“The primary target has always been a summer series, which would mean next December/January [2017/18],” says Lambden. “But we want to have two or three one-off events, from about the middle of next year, to get people who want to run the car together.”
A step in that process starts this weekend at SMP, which seems to be the perfect venue for the car to impress. The success or otherwise of any motor racing category is how they are embraced by the people who matter – the prospective drivers and car owners. So far, the feedback has been largely positive – but customers have not been asked to commit yet.
Now, they will be. The signs are good and the sound of Thunder is getting closer. Can you hear it?
Only one man has driven a Formula Thunder. AA asked current F3 champion Tim Macrow for his initial impressions.
“Straight out of the box, the car has been absolutely bulletproof. That actually allowed us to do some set-up work.
“The gearbox has been great. Great gearchanges, the brakes are fantastic and everything works. It will move around a bit, and there is plenty of horsepower. It will be a bunch of fun to race.
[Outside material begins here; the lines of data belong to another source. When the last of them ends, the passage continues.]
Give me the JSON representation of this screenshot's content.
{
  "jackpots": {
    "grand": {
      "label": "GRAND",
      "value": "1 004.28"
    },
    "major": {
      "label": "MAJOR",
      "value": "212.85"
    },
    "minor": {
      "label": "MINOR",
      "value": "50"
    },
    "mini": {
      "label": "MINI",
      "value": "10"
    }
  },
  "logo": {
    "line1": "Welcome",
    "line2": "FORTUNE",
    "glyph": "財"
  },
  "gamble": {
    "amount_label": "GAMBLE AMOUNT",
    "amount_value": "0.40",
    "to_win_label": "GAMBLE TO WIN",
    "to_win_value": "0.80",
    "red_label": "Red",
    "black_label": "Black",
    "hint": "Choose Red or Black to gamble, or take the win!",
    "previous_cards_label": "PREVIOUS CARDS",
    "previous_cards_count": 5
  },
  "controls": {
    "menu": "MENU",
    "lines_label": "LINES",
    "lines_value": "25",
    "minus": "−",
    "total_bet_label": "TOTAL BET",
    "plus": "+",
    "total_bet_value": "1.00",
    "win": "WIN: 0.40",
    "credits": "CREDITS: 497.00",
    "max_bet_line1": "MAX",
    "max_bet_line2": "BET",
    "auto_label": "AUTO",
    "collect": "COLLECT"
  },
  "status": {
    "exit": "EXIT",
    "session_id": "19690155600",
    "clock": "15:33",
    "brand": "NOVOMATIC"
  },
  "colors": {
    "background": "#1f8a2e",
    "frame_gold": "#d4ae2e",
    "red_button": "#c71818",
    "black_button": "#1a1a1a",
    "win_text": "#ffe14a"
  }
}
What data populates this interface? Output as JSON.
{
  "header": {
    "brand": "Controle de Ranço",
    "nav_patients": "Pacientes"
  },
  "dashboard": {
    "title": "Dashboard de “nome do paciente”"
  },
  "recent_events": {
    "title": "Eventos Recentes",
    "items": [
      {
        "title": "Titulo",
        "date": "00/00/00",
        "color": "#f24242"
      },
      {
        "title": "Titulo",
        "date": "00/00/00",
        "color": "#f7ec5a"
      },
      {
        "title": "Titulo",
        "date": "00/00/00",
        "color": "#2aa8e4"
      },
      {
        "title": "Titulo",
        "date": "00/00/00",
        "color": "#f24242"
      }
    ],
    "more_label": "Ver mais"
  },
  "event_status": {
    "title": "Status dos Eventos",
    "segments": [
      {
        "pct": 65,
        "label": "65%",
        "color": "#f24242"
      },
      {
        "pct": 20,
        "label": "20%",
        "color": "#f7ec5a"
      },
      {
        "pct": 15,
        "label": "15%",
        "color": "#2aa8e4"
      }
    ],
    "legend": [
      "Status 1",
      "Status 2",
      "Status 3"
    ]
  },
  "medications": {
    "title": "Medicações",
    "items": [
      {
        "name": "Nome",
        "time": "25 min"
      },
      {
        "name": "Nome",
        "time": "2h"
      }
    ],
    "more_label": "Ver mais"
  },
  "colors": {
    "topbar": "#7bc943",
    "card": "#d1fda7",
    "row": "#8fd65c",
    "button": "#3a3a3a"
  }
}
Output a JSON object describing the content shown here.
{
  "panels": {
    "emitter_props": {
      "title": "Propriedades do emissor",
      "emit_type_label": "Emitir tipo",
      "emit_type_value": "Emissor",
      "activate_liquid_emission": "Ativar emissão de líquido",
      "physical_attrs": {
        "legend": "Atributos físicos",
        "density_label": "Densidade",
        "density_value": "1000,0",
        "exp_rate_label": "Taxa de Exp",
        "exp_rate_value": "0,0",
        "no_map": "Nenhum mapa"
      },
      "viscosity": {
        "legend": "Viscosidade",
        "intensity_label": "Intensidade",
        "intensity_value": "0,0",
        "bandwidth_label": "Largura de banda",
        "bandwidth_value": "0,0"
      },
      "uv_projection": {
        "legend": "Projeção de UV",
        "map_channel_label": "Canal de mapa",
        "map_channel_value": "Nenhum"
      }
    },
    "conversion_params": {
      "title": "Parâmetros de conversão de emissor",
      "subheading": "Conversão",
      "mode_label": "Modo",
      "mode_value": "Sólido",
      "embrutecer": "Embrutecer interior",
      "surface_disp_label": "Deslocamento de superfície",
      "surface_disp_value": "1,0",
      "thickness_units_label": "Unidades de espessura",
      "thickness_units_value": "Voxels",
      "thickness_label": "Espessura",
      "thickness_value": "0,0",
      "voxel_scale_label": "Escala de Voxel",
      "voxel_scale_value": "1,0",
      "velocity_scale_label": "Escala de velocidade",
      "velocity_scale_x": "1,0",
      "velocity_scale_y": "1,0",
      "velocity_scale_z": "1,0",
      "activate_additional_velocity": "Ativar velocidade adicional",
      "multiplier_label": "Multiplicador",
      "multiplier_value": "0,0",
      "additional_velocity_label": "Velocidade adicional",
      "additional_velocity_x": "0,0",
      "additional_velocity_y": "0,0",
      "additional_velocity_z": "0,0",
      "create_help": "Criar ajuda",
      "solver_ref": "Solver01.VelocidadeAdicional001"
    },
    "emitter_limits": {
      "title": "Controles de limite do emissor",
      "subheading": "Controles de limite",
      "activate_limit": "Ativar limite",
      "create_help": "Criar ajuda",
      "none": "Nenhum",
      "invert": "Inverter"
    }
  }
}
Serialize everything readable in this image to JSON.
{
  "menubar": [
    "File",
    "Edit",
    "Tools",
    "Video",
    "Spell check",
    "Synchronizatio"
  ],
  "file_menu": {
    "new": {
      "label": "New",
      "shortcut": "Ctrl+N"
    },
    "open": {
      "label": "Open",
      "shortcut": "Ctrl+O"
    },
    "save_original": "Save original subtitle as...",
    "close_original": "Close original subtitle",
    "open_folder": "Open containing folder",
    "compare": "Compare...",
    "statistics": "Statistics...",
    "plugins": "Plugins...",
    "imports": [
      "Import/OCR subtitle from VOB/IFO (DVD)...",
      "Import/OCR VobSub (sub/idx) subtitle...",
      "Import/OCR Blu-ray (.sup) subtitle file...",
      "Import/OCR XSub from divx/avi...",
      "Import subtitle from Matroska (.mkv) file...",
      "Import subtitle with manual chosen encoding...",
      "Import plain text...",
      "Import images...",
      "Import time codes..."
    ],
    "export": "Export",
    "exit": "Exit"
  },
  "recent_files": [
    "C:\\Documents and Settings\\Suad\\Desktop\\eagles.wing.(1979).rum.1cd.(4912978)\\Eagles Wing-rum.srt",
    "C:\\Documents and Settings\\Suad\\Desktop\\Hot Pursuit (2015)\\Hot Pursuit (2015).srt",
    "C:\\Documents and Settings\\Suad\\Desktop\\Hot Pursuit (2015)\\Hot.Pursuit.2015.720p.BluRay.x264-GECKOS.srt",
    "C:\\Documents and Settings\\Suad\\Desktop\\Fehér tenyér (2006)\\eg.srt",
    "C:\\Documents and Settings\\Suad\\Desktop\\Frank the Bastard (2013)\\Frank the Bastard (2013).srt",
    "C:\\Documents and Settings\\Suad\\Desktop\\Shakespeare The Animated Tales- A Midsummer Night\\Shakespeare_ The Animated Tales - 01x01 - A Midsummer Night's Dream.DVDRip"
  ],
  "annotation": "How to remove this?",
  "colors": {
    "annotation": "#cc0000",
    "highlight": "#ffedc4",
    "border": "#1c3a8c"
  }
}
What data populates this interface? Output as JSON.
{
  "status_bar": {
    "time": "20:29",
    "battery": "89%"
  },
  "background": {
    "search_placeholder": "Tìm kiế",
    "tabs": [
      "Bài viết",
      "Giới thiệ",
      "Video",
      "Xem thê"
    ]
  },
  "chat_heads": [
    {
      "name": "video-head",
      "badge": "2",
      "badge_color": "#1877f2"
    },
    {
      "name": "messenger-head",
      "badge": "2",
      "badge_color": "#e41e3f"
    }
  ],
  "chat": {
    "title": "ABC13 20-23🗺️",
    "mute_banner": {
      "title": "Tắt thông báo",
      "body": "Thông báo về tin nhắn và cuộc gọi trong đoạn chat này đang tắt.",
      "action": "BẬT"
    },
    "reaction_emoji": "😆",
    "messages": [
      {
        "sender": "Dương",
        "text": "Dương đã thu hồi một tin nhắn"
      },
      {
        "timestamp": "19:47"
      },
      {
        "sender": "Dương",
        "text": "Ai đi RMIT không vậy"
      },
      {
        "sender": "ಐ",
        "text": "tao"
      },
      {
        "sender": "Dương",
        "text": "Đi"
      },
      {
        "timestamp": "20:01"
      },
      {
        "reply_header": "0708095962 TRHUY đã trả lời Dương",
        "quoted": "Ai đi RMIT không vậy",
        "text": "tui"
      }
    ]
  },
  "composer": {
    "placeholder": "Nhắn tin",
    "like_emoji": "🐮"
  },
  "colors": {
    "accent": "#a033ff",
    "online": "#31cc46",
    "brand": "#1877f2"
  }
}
“It has pretty good balance, right out of the gate. It has enough downforce to give people confidence in the car but little enough so people will be able to race nice and close. There is still a lot of set-up work to do and we will improve the car out of sight once we get a proper set-up from testing.
“It’s probably a bit closer to a Formula Atlantic that I drove in America. That was a ‘tunnel’ car and this is essentially a ‘tunnel’ car as well. This is a bit bigger and it has a fair bit more horsepower. It has something in common with a Sabre-Buick, a 1990 IndyCar that I drove. In a way, it’s like that – big power, big wheels and tyres. I can’t wait to go somewhere like Phillip Island and stretch its legs a bit.
“The engine was so smooth – that is what struck me. If you push it hard enough you can lay down liquorice strips pretty easily but the power is really smooth and it sounds awesome. Apparently they could hear it in Benalla! It is exactly what Chris was looking for in the sound department.
“It is something to aspire to. All the open-wheeler categories in Australia are ‘junior’ categories, for developing drivers. I am hopeful that this might be an aim for a few people. Hopefully people will buy the car and enjoy racing it.
“After doing the initial testing, I would love to race one!”
Date posted: October 20, 2016